Egyptian mummies from British Museum to go on display in Hong Kong’s Science Museum
Lang Lang, Berlin Philharmonic and Hong Kong Phil will perform two separate concerts on ‘Singles Day’ on November 11 as part of handover celebrations
As part of celebrations for the 20th anniversary of the handover, six Egyptian mummies from the British Museum will be coming to Hong Kong for the first time in June. They will undergo CT scans in the city so the public can see what is inside them.
And on “Singles Day” on November 11, world-renowned pianist Lang Lang, the Berlin Philharmonic Orchestra and the Hong Kong Philharmonic will stage two separate concerts on either side of the harbour, with the concerts being screened live as far as Sha Tin and Yuen Long.
The events will be part of a series of cultural and recreational activities to celebrate the 1997 handover. They will cost HK$190 million, with the cultural part taking up about half, according to Director of Leisure and Cultural Services Michelle Li Mei-sheung.
The mummies exhibition, to be held in the Science Museum, will take a “scientific angle” to the 200 Egyptian cultural relics on display from June 2 until October.
“Visitors will be able to see for the first time what is inside a mummy,” Li said. “The organs are all gone, but thanks to MRI technology, you can see what is inside the bandages through a screen.”
The mummies will include a priest, a singer, a child and an aristocratic woman.

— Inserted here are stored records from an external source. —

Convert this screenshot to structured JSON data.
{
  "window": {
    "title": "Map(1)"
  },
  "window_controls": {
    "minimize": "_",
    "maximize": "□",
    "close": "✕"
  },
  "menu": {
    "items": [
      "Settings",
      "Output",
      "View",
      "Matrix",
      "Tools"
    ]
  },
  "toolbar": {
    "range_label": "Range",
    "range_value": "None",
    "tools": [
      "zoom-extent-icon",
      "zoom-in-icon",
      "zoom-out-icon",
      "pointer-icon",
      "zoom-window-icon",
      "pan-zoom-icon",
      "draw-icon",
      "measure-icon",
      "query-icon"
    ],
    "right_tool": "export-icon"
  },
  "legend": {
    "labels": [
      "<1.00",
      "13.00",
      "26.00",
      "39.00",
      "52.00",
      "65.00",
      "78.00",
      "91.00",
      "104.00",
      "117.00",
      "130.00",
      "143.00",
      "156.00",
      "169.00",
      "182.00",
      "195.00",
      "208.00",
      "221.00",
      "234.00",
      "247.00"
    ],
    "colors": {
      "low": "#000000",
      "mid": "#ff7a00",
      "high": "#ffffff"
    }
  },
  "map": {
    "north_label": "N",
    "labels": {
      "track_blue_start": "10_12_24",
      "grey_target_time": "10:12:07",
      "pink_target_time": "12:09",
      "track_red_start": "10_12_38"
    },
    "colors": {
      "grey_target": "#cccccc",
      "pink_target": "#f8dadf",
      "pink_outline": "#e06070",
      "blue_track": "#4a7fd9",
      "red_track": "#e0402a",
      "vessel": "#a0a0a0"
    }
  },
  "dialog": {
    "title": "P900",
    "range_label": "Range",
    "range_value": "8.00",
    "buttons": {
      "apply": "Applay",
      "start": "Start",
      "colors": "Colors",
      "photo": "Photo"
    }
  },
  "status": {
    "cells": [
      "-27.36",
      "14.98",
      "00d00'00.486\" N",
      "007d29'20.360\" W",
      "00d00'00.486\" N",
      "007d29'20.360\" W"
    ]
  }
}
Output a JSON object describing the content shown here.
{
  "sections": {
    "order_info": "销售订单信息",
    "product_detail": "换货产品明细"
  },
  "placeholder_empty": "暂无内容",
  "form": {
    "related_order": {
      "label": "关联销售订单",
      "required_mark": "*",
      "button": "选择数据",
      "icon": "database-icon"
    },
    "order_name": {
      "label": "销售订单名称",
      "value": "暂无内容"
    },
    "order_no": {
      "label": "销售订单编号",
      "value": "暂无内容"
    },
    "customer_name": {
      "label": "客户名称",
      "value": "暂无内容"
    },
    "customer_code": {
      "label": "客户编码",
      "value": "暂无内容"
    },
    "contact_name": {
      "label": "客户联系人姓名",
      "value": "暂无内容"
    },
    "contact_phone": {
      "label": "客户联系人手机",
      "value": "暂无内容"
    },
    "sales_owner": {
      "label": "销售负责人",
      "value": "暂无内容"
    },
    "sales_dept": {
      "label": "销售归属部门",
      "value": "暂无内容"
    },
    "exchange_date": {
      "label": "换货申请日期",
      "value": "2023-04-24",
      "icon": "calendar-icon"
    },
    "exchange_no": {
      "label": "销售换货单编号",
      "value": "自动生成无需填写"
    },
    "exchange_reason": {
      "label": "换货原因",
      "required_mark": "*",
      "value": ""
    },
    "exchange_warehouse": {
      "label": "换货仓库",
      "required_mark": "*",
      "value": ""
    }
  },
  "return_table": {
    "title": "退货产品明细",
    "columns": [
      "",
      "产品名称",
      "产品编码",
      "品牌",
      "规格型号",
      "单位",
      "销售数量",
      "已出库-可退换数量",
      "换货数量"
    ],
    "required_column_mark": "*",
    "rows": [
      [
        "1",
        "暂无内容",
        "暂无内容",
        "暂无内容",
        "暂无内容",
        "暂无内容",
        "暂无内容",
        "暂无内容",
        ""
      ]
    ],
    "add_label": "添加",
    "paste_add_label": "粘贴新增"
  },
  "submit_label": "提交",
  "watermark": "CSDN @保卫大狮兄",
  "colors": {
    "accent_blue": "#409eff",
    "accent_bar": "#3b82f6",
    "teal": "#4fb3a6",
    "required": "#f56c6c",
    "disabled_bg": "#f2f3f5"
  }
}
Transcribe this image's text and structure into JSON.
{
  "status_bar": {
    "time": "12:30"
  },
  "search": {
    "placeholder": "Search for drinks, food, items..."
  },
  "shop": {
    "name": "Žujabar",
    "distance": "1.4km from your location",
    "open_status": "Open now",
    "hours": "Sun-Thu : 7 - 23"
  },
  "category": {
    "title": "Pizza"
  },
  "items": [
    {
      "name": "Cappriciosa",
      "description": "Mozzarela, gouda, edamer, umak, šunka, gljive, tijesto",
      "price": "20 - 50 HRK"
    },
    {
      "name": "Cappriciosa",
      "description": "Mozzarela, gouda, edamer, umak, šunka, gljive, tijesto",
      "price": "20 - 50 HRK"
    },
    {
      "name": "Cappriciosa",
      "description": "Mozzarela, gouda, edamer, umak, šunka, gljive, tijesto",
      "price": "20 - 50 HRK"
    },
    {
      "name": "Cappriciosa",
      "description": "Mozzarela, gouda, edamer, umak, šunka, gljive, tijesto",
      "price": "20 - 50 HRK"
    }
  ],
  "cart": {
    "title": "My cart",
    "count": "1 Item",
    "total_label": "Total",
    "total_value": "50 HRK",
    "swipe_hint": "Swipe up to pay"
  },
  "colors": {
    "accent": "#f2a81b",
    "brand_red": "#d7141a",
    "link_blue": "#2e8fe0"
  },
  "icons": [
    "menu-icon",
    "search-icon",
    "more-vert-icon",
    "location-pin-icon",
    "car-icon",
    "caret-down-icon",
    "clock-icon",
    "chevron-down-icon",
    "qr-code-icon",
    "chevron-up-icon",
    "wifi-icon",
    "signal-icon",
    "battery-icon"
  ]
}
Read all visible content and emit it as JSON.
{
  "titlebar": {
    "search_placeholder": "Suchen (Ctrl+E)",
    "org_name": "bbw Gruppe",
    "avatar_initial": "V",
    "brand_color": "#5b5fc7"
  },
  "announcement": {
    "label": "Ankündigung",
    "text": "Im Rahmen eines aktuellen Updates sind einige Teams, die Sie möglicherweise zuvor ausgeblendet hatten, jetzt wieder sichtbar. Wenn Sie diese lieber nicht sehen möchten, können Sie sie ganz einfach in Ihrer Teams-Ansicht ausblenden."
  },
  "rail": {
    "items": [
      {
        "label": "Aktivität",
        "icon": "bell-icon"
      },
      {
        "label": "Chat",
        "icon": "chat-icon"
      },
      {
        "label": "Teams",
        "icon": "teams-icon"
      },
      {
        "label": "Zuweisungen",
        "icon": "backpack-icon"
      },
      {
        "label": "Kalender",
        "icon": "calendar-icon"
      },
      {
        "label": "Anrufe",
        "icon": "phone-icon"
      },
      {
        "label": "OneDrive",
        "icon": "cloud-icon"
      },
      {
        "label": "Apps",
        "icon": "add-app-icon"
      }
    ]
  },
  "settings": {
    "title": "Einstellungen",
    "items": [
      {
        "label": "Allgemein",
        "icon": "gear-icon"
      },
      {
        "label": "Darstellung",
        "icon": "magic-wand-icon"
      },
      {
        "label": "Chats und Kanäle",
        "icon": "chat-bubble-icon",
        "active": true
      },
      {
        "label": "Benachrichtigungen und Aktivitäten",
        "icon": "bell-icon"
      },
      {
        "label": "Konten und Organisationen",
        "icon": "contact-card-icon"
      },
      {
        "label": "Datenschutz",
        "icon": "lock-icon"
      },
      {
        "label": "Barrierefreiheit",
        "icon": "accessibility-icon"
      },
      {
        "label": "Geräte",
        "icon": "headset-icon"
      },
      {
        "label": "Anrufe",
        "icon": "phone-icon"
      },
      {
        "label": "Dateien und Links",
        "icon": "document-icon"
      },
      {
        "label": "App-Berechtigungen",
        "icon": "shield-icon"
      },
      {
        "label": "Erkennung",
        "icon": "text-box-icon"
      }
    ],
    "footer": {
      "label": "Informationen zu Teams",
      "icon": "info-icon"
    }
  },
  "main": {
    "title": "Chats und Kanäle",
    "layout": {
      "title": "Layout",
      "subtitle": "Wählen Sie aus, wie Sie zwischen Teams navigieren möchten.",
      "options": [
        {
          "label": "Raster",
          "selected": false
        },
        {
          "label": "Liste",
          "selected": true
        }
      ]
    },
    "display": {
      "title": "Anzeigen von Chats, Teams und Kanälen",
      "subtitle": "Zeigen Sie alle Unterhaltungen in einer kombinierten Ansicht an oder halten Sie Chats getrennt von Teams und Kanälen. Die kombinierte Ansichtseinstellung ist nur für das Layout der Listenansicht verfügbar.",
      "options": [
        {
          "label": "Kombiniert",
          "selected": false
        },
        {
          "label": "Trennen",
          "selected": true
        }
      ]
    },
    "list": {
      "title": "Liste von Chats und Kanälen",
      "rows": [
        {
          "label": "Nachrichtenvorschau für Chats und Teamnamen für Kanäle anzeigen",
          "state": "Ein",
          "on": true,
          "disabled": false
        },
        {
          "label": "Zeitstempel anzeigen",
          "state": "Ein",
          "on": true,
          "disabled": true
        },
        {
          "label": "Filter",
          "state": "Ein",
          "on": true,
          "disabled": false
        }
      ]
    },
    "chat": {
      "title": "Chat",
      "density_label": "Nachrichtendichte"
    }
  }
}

There will also be relics belonging to each of them, including musical instruments, toys and cosmetic utensils.
In addition, an exhibition on the Louvre will be presented later this month in the Heritage Museum. It will feature over 100 items, including a Rembrandt drawing.
Artefacts from Beijing’s Palace Museum will feature in two exhibitions starting in July. A display about the Hall of Mental Cultivation will be held at the Heritage Museum. It will explore the hall’s architecture and how emperors studied, governed and appreciated art there.
An exhibition on the birthday celebrations of empresses in the Qing dynasty will be held in the Museum of History.
Responding to a question from the Post about why the programmes to celebrate the handover were dominated by foreign and mainland names, Li said: “The international line-up shows Hong Kong is an international city. Actually we also have programmes by Hong Kong artists, such as the Hong Kong Philharmonic Orchestra and Chinese opera. We also sponsor Hong Kong artists to go overseas.”
Ribble Chung Siu-mui, a member of the Arts Development Council, said the celebrations should have provided a good platform and opportunity for Hong Kong artists.
“We are celebrating the anniversary of the handover, but the handover of what? Of Hong Kong, so it should be Hong Kong people celebrating the occasion. We have a lot of good artists. They work very hard but they are not getting much help.”
Meanwhile, Li said that after entry to five museums was made free of charge last August, average attendence had risen 27 per cent. But she said there was no plan to scrap charges for other museums.
She added that the department was also considering raising library fees, saying some had been static “for decades,” though there was so far “no timetable” for the move.